[WHAT IS REQUIRED]: The listing below should be printed exactly, though its pictures must not be.

[TASK DATA]:
────────

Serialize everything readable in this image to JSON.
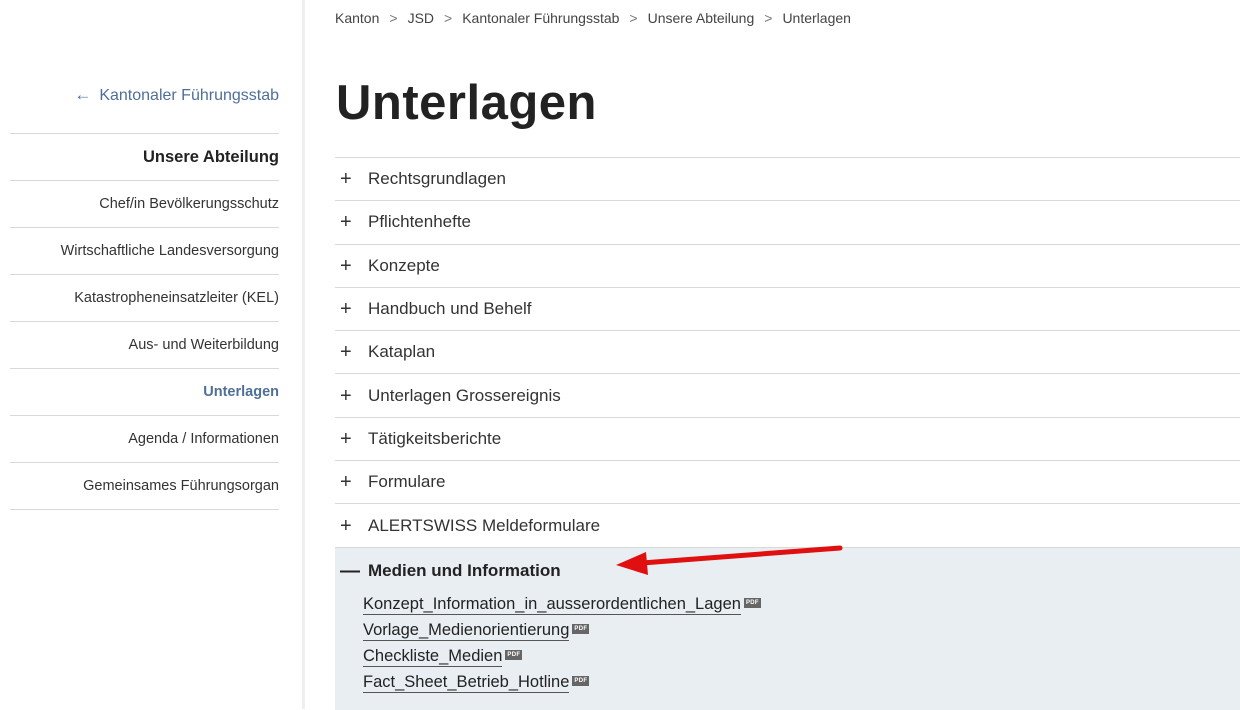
{
  "breadcrumb": {
    "items": [
      "Kanton",
      "JSD",
      "Kantonaler Führungsstab",
      "Unsere Abteilung",
      "Unterlagen"
    ],
    "separator": ">"
  },
  "sidebar": {
    "back_label": "Kantonaler Führungsstab",
    "items": [
      {
        "label": "Unsere Abteilung"
      },
      {
        "label": "Chef/in Bevölkerungsschutz"
      },
      {
        "label": "Wirtschaftliche Landesversorgung"
      },
      {
        "label": "Katastropheneinsatzleiter (KEL)"
      },
      {
        "label": "Aus- und Weiterbildung"
      },
      {
        "label": "Unterlagen"
      },
      {
        "label": "Agenda / Informationen"
      },
      {
        "label": "Gemeinsames Führungsorgan"
      }
    ],
    "active_color": "#4f6f9a"
  },
  "page": {
    "title": "Unterlagen"
  },
  "accordion": {
    "collapsed": [
      {
        "label": "Rechtsgrundlagen"
      },
      {
        "label": "Pflichtenhefte"
      },
      {
        "label": "Konzepte"
      },
      {
        "label": "Handbuch und Behelf"
      },
      {
        "label": "Kataplan"
      },
      {
        "label": "Unterlagen Grossereignis"
      },
      {
        "label": "Tätigkeitsberichte"
      },
      {
        "label": "Formulare"
      },
      {
        "label": "ALERTSWISS Meldeformulare"
      }
    ],
    "expanded": {
      "label": "Medien und Information",
      "documents": [
        {
          "name": "Konzept_Information_in_ausserordentlichen_Lagen",
          "type": "PDF"
        },
        {
          "name": "Vorlage_Medienorientierung",
          "type": "PDF"
        },
        {
          "name": "Checkliste_Medien",
          "type": "PDF"
        },
        {
          "name": "Fact_Sheet_Betrieb_Hotline",
          "type": "PDF"
        }
      ]
    },
    "expanded_bg": "#e9eef2"
  },
  "annotation": {
    "color": "#e01010"
  }
}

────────

[ANSWER TO THIS TASK]:
Serialize everything readable in this image to JSON.
{
  "breadcrumb": {
    "items": [
      "Kanton",
      "JSD",
      "Kantonaler Führungsstab",
      "Unsere Abteilung",
      "Unterlagen"
    ],
    "separator": ">"
  },
  "sidebar": {
    "back_label": "Kantonaler Führungsstab",
    "items": [
      {
        "label": "Unsere Abteilung"
      },
      {
        "label": "Chef/in Bevölkerungsschutz"
      },
      {
        "label": "Wirtschaftliche Landesversorgung"
      },
      {
        "label": "Katastropheneinsatzleiter (KEL)"
      },
      {
        "label": "Aus- und Weiterbildung"
      },
      {
        "label": "Unterlagen"
      },
      {
        "label": "Agenda / Informationen"
      },
      {
        "label": "Gemeinsames Führungsorgan"
      }
    ],
    "active_color": "#4f6f9a"
  },
  "page": {
    "title": "Unterlagen"
  },
  "accordion": {
    "collapsed": [
      {
        "label": "Rechtsgrundlagen"
      },
      {
        "label": "Pflichtenhefte"
      },
      {
        "label": "Konzepte"
      },
      {
        "label": "Handbuch und Behelf"
      },
      {
        "label": "Kataplan"
      },
      {
        "label": "Unterlagen Grossereignis"
      },
      {
        "label": "Tätigkeitsberichte"
      },
      {
        "label": "Formulare"
      },
      {
        "label": "ALERTSWISS Meldeformulare"
      }
    ],
    "expanded": {
      "label": "Medien und Information",
      "documents": [
        {
          "name": "Konzept_Information_in_ausserordentlichen_Lagen",
          "type": "PDF"
        },
        {
          "name": "Vorlage_Medienorientierung",
          "type": "PDF"
        },
        {
          "name": "Checkliste_Medien",
          "type": "PDF"
        },
        {
          "name": "Fact_Sheet_Betrieb_Hotline",
          "type": "PDF"
        }
      ]
    },
    "expanded_bg": "#e9eef2"
  },
  "annotation": {
    "color": "#e01010"
  }
}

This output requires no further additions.